This could become a very contentious issue this session. Opponents argue such a move would be detrimental to patients and would go against the original intent of medical marijuana legalization – a constitutional amendment overwhelmingly supported by Florida voters.
Transportation and Infrastructure
Two years ago, former Senate President Bill Galvano (R-Bradenton) passed his largest priority for session – the creation of a new, comprehensive rural transportation program in Florida. Known as Multi-Use Corridors of Regional Economic Significance (M-CORES), the project encompassed three expansive highway projects in rural areas of the state. M-CORES are now officially part of the Florida Department of Transportation’s (FDOT) Five-Year Work Program, and are projected to cost the state more than $100 million annually going forward (construction is set to begin in 2022). Democrat lawmakers in both chambers have announced proposals to remove the toll roads from state statute, essentially blocking the projects from going forward and freeing up the state dollars in a time of economic downturn. Proponents of M-CORES highlight the economic development opportunities where it is much needed – in some of the most rural parts of the state.
Just last week, President Simpson announced a proposal that could essentially upend the M-CORES program.
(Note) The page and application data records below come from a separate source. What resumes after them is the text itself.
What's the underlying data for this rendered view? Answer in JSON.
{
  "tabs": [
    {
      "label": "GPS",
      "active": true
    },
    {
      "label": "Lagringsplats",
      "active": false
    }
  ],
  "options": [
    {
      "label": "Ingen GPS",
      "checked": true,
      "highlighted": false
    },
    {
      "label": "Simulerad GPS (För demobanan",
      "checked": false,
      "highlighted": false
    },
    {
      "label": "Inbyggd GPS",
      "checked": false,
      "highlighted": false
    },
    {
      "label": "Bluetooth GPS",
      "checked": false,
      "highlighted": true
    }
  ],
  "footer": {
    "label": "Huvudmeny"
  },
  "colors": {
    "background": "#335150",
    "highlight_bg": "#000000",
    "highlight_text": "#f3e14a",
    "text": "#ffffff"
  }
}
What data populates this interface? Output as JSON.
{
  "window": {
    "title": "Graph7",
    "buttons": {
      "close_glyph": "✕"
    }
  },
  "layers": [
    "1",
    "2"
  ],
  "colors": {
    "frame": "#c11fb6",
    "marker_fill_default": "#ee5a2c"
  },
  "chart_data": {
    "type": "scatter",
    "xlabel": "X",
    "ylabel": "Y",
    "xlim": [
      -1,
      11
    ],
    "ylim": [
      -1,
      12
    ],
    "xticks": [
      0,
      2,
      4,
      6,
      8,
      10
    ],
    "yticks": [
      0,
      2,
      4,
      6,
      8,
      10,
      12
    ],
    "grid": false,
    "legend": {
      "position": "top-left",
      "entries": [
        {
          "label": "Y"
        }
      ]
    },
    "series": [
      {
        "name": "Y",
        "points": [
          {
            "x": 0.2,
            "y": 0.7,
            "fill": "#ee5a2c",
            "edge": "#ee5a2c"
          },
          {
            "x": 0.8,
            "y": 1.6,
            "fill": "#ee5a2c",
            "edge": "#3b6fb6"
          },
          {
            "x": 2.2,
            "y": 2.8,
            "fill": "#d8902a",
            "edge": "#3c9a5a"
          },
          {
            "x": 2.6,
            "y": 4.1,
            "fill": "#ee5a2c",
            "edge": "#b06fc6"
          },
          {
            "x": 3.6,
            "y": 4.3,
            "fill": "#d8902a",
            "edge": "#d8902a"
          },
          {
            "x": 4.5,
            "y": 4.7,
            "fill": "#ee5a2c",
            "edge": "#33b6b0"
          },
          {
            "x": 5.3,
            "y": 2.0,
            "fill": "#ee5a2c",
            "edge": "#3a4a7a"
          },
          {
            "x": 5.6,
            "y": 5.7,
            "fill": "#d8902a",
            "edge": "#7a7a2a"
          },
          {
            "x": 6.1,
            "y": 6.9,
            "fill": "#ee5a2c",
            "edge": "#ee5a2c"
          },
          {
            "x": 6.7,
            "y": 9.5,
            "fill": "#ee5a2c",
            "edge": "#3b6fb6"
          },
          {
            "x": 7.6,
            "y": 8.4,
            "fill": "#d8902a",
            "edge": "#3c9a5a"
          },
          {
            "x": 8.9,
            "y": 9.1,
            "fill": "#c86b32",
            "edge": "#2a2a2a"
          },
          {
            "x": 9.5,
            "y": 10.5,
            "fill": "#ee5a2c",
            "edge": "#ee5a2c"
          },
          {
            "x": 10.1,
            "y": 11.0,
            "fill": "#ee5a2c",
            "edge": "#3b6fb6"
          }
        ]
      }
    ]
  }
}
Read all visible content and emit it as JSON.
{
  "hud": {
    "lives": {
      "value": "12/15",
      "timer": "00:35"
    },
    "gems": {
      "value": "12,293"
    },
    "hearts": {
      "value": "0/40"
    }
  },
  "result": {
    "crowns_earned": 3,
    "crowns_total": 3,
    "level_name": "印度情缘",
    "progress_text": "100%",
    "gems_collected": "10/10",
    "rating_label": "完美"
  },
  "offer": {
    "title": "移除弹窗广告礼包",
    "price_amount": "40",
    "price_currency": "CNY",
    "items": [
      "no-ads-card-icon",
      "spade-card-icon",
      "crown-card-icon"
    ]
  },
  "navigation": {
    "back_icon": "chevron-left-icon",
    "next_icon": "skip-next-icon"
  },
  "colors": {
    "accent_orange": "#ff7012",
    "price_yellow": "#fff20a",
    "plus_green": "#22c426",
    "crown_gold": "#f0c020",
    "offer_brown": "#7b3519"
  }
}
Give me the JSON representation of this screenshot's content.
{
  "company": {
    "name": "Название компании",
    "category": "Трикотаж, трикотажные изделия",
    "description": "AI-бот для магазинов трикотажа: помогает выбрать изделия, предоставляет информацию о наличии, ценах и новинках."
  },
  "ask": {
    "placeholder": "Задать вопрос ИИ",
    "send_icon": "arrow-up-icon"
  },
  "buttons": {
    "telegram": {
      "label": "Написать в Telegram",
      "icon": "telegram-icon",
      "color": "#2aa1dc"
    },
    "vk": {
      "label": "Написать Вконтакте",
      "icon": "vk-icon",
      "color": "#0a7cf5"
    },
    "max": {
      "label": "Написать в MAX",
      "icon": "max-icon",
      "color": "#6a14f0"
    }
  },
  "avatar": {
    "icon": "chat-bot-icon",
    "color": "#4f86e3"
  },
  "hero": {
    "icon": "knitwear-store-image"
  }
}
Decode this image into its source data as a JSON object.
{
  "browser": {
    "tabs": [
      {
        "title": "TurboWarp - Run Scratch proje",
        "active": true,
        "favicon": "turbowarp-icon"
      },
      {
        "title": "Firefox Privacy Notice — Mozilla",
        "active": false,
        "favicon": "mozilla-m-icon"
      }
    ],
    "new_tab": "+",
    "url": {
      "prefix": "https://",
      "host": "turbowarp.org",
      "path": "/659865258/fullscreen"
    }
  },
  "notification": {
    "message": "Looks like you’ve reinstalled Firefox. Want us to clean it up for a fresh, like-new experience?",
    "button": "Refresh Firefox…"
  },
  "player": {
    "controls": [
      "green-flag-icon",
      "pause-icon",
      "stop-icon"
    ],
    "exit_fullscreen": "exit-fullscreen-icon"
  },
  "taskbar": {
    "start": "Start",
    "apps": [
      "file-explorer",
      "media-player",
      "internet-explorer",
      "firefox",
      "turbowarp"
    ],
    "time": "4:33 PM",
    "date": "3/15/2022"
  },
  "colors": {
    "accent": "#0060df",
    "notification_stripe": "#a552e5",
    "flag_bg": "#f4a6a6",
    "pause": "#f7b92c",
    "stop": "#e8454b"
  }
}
The measure would essentially repeal the 2019 law creating the program, but would allow for two projects similar to those outlined in the previous plan.
Governor DeSantis’ spending plan calls to fully fund the Five-Year Work Program, which includes various highway construction, seaport, airport, and rail projects. However, state transportation officials recently either cut or delayed nearly 80 projects from the Program in effort to prepare for the budget shortfall. Officials have clarified that these are not active projects.
Lawmakers in both chambers will also consider comprehensive transportation packages this session, which outline FDOT’s legislative priorities for the year, and include matters relating to the state’s roadways, transportation policies, airports and seaports, among other issues.
There is much to be decided and much at stake in the legislature in the coming months, with critical state policy and funding issues up for discussion. As of this writing, members have already filed nearly 3,000 bills for consideration this session. The number of bills that will actually be heard and moved through the process, however, will be much smaller. Typically, only about 200 bills pass completely through the legislative process by the time session wraps up.
In the coming weeks, lawmakers will hopefully receive more clarification on the state’s budget situation. Members will continue to hear various policy proposals relating to a wide array of topics affecting the state. In addition, appropriations subcommittees will continue to meet and craft their individual budgets, each of which will make up sections of the overall budget plans approved by the House and Senate. Once those plans are passed, the two chambers will go into budget conference, where negotiations are made over differences between the two spending plans. Once a comprehensive budget is agreed upon and passed by both chambers, it will be sent to the Governor for his consideration. The budget conference process typically happens during the last two weeks of session.
The 60-day session is scheduled to wrap up on Friday, April 30th.